Does the store accept credit card payments, or do they except credit card payments? Depending on the word you choose, the sentence can have two totally different meanings. Learn what you need to know to correctly use accept vs. except in your vocabulary.
Accept and except are commonly confused words that are spelled differently and pronounced differently. Most importantly, they have nearly opposite meanings.
|accept||to allow||We accept employees from all backgrounds.|
|except||not including||Everyone is welcome except for you.|
Accept (ăk-sĕpt') is a verb with several different meanings, all of which involve taking or recognizing something or someone. Accept can mean:
- to receive something that has been offered (to accept a gift)
- to be admitted to a group or organization (vote to accept new members of a club)
- to recognize something as being correct or true (accept the truth of a statement)
- to take payment (to accept cash or credit cards)
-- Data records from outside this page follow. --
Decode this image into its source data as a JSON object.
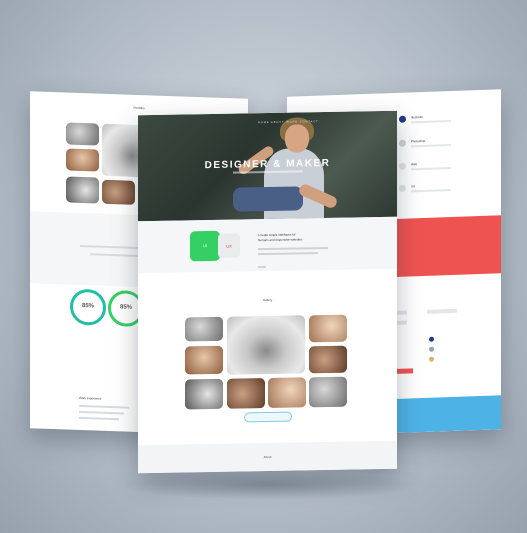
{
  "scene": {
    "name": "Website mockup presentation"
  },
  "left_page": {
    "header_title": "Portfolio",
    "skills": [
      {
        "value": "85%"
      },
      {
        "value": "85%"
      }
    ],
    "footer_title": "Work experience"
  },
  "center_page": {
    "nav_text": "HOME  ABOUT  WORK  CONTACT",
    "hero_title": "DESIGNER & MAKER",
    "green_badge": "UI",
    "gray_badge": "UX",
    "intro_line1": "I create simple interfaces for",
    "intro_line2": "humans and responsive websites",
    "gallery_title": "Gallery",
    "footer_text": "About"
  },
  "right_page": {
    "list": [
      {
        "title": "Illustrator",
        "color": "#1e3a8a"
      },
      {
        "title": "Photoshop",
        "color": "#e0e0e0"
      },
      {
        "title": "Web",
        "color": "#f2f2f2"
      },
      {
        "title": "UX",
        "color": "#f2f2f2"
      }
    ],
    "accent_red": "#ef5350",
    "accent_blue": "#4db3e6"
  },
  "colors": {
    "green": "#35d064",
    "teal": "#1fbfa6"
  }
}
- to take formal receipt of something (to accept bids on request for proposal)
When using accept in a sentence, remember that it always functions as a verb.
- I am so pleased to accept this award.
- Sharon needs to listen to us and accept the truth.
- The committee will meet tomorrow to decide which new member applications to accept.
- The candidates accept the results of this election.
- What forms of payment does your company accept?
- Please accept my deepest condolences on your loss.
When you use except as a preposition, it connects a noun to the rest of the sentence. Except indicates that the noun that follows is not included in the action of the sentence. For example:
- Everyone except Stewart will be at the awards banquet tonight.
- I slept late every day this week except Saturday.
- Everything on the menu sounds terrific except the egg salad.
Except as a conjunction means "but." It's usually followed by a clause that starts with that, for or when. For example:
- I'd come to your party, except that I've got other plans.
- Kylie doesn't know anything about New York except that it's large and noisy.
- We enjoy visiting Washington except when it's raining.
A less common function of except is as a verb, when it means "to exclude." This usage can get confusing with accept, which is also a verb but has the opposite meaning. For example:
- We must except anyone who has not completed ten hours of practice from the roster.
- She's the best pitcher I've ever seen — present company excepted.
- Kids under two are excepted from the admission price.
Accept and except are two tricky words in the English language, but when you master their meanings, you'll use them correctly every time. Use a commonly confused words worksheet to identify which similar words you have already mastered and which ones you might need to review. Then, move on to exploring other similar words with an "e" or "a" at the beginning such as affect vs. effect.